**Raw data**.
_ _ _ _

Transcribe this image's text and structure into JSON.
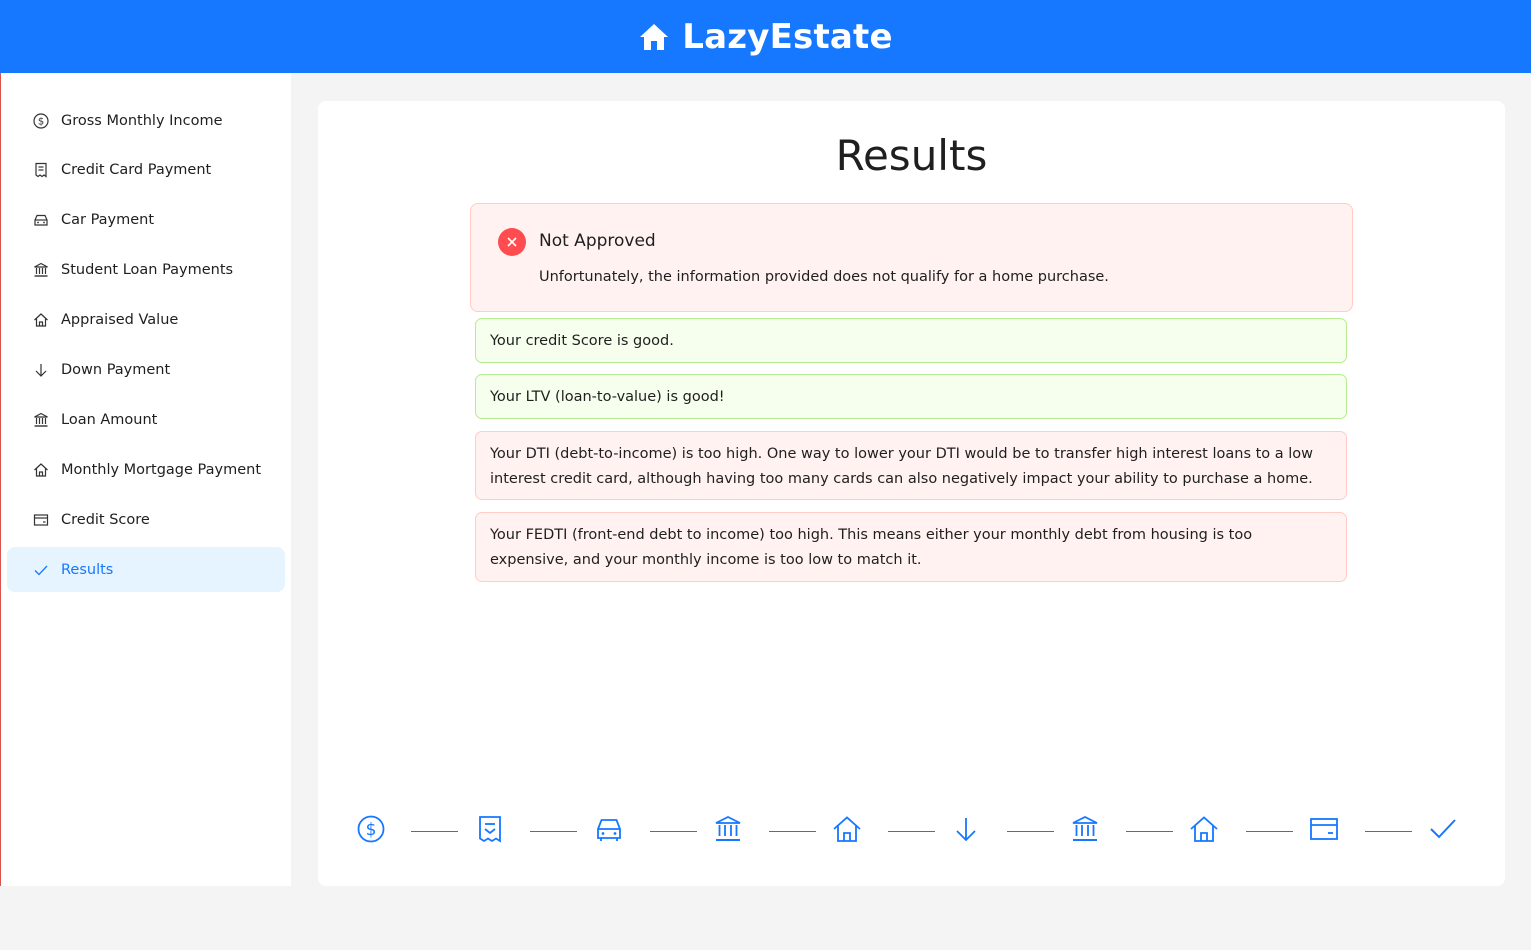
{
  "app": {
    "title": "LazyEstate",
    "brand_color": "#1677ff"
  },
  "sidebar": {
    "items": [
      {
        "label": "Gross Monthly Income",
        "icon": "dollar-circle-icon"
      },
      {
        "label": "Credit Card Payment",
        "icon": "receipt-icon"
      },
      {
        "label": "Car Payment",
        "icon": "car-icon"
      },
      {
        "label": "Student Loan Payments",
        "icon": "bank-icon"
      },
      {
        "label": "Appraised Value",
        "icon": "home-icon"
      },
      {
        "label": "Down Payment",
        "icon": "arrow-down-icon"
      },
      {
        "label": "Loan Amount",
        "icon": "bank-icon"
      },
      {
        "label": "Monthly Mortgage Payment",
        "icon": "home-icon"
      },
      {
        "label": "Credit Score",
        "icon": "credit-card-icon"
      },
      {
        "label": "Results",
        "icon": "check-icon",
        "active": true
      }
    ]
  },
  "main": {
    "title": "Results",
    "alert": {
      "title": "Not Approved",
      "description": "Unfortunately, the information provided does not qualify for a home purchase.",
      "status_color": "#ff4d4f"
    },
    "messages": [
      {
        "status": "good",
        "text": "Your credit Score is good."
      },
      {
        "status": "good",
        "text": "Your LTV (loan-to-value) is good!"
      },
      {
        "status": "bad",
        "text": "Your DTI (debt-to-income) is too high. One way to lower your DTI would be to transfer high interest loans to a low interest credit card, although having too many cards can also negatively impact your ability to purchase a home."
      },
      {
        "status": "bad",
        "text": "Your FEDTI (front-end debt to income) too high. This means either your monthly debt from housing is too expensive, and your monthly income is too low to match it."
      }
    ],
    "steps": [
      {
        "icon": "dollar-circle-icon"
      },
      {
        "icon": "receipt-icon"
      },
      {
        "icon": "car-icon"
      },
      {
        "icon": "bank-icon"
      },
      {
        "icon": "home-icon"
      },
      {
        "icon": "arrow-down-icon"
      },
      {
        "icon": "bank-icon"
      },
      {
        "icon": "home-icon"
      },
      {
        "icon": "credit-card-icon"
      },
      {
        "icon": "check-icon"
      }
    ]
  }
}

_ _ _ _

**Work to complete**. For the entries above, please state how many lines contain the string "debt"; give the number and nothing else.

**Task response**. 2